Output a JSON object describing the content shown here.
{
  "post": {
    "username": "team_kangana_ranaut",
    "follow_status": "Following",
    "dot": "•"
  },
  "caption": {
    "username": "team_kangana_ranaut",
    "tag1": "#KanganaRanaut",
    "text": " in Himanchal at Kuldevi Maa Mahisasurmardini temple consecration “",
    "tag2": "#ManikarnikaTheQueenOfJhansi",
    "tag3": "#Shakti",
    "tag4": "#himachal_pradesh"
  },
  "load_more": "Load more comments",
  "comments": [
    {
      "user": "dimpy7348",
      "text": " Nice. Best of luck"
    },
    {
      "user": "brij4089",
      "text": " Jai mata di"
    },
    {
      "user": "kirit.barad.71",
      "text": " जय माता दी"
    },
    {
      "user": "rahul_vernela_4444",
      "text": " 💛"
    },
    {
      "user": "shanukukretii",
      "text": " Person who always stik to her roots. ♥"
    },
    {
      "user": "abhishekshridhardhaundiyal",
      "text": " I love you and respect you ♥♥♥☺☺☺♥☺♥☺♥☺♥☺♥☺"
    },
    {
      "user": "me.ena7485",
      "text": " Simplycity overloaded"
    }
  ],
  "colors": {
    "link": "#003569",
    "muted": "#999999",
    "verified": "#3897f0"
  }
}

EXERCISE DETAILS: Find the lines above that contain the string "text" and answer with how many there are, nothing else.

RESULT OF THIS EXERCISE: 8